One of the cardinal rules of whodunit crime thrillers crafted to mess around with your mind is – or at least should be – that you never reveal the major plot point in the movie title. But since the cat has long since been let out of the bag in Deception, even before you get to the first paragraph of this review, suffice it to say that perhaps a more intriguing enigma as to why Wall Street is performing so poorly of late, may actually be traced to a few clues hidden within the convoluted machinations of this sleazy psychological thriller. That is, the phenomenon of the kinky private sex club proliferating among the financial analyst swells, at least in Deception, may be distracting them from sufficient concentration on money management.

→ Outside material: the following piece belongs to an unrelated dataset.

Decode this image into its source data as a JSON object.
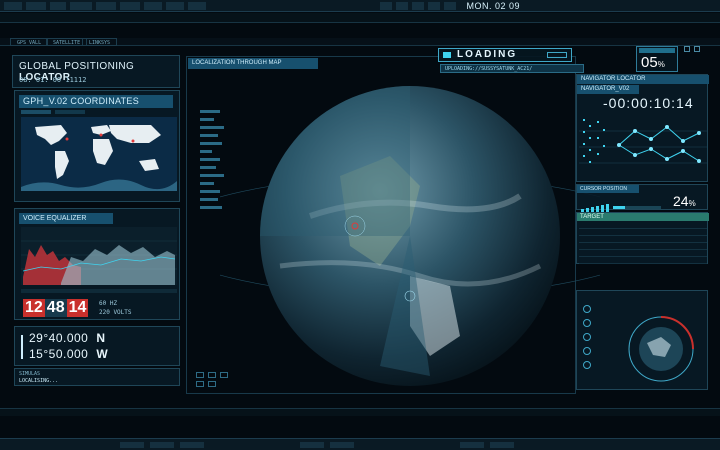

Ewan McGregor is Jonathan McQuarry in Deception, a lonely, New York City bottom feeder nerdy accountant for hire at mega-corporations, who’s fixated on the symmetry and order of the numbers he tabulates daily. He’s the sort of outside-looking-in guy who often has subway doors slamming in his face. And the most adventurous moment in his life to which he confesses, is dialing a phone sex line and ending up paying minute by exorbitant minute, to give the female at the other end a half hour of tax advice.
One day, jovial ladies man patrician lawyer Wyatt Bose (Hugh Jackman) rather aggressively strolls into McQuarry’s life at work, and cultivates his friendship by sharing a joint, then a tennis game, and finally a succession of horny, high IQ Wall Street women who are part of a secret sex ring around town. Before long, McQuarry has descended into an indiscriminate and compulsive pattern of promiscuity and debauchery. Until he becomes hopelessly infatuated with sex club member “S” (Michelle Williams), a secretive, accommodating blonde who has femme fatale written all over her. But McQuarry is so taken with “S,” that all he wants to do is share sandwiches and small talk with her.

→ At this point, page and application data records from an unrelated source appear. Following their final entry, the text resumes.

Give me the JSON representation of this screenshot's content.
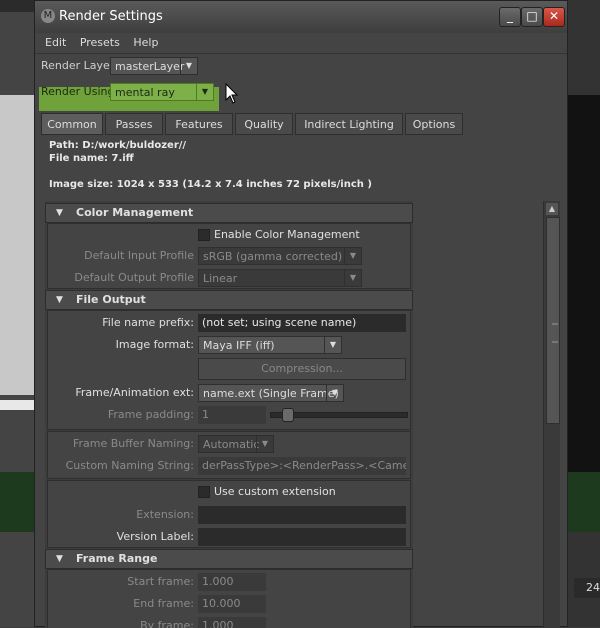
{
  "window": {
    "title": "Render Settings"
  },
  "menu": [
    "Edit",
    "Presets",
    "Help"
  ],
  "render_layer": {
    "label": "Render Layer",
    "value": "masterLayer"
  },
  "render_using": {
    "label": "Render Using",
    "value": "mental ray"
  },
  "tabs": [
    "Common",
    "Passes",
    "Features",
    "Quality",
    "Indirect Lighting",
    "Options"
  ],
  "info": {
    "path": "Path: D:/work/buldozer//",
    "file_name": "File name:  7.iff",
    "image_size": "Image size: 1024 x 533 (14.2 x 7.4 inches 72 pixels/inch )"
  },
  "color_management": {
    "title": "Color Management",
    "enable_label": "Enable Color Management",
    "input_profile_label": "Default Input Profile",
    "input_profile_value": "sRGB (gamma corrected)",
    "output_profile_label": "Default Output Profile",
    "output_profile_value": "Linear"
  },
  "file_output": {
    "title": "File Output",
    "prefix_label": "File name prefix:",
    "prefix_value": "(not set; using scene name)",
    "format_label": "Image format:",
    "format_value": "Maya IFF (iff)",
    "compression_label": "Compression...",
    "frame_ext_label": "Frame/Animation ext:",
    "frame_ext_value": "name.ext (Single Frame)",
    "padding_label": "Frame padding:",
    "padding_value": "1",
    "buffer_naming_label": "Frame Buffer Naming:",
    "buffer_naming_value": "Automatic",
    "custom_naming_label": "Custom Naming String:",
    "custom_naming_value": "derPassType>:<RenderPass>.<Camera>",
    "use_custom_ext_label": "Use custom extension",
    "extension_label": "Extension:",
    "extension_value": "",
    "version_label": "Version Label:",
    "version_value": ""
  },
  "frame_range": {
    "title": "Frame Range",
    "start_label": "Start frame:",
    "start_value": "1.000",
    "end_label": "End frame:",
    "end_value": "10.000",
    "by_label": "By frame:",
    "by_value": "1.000"
  },
  "background": {
    "counter": "24"
  }
}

Without giving much more away, these three characters end up in a treacherous triangle ruled by multiple seductions involving erotic and also emotional same-sex entrapments, as well as interchangeable identities and split personalities. But Deception suffers from a serious identity crisis of its own, alternating between a love story, a sexy noir, and a psychological crime caper, and failing to settle sufficiently on any one of these competing narrative strands. And last but far from least, an over-achieving malevolent mastermind who’s such a genius at circuitous schemes to get other people to commit crimes on his behalf, that the greatest mystery in Deception, may be why he can’t just think up ways to simply do the dirty work himself to begin with.
Twentieth Century Fox Pictures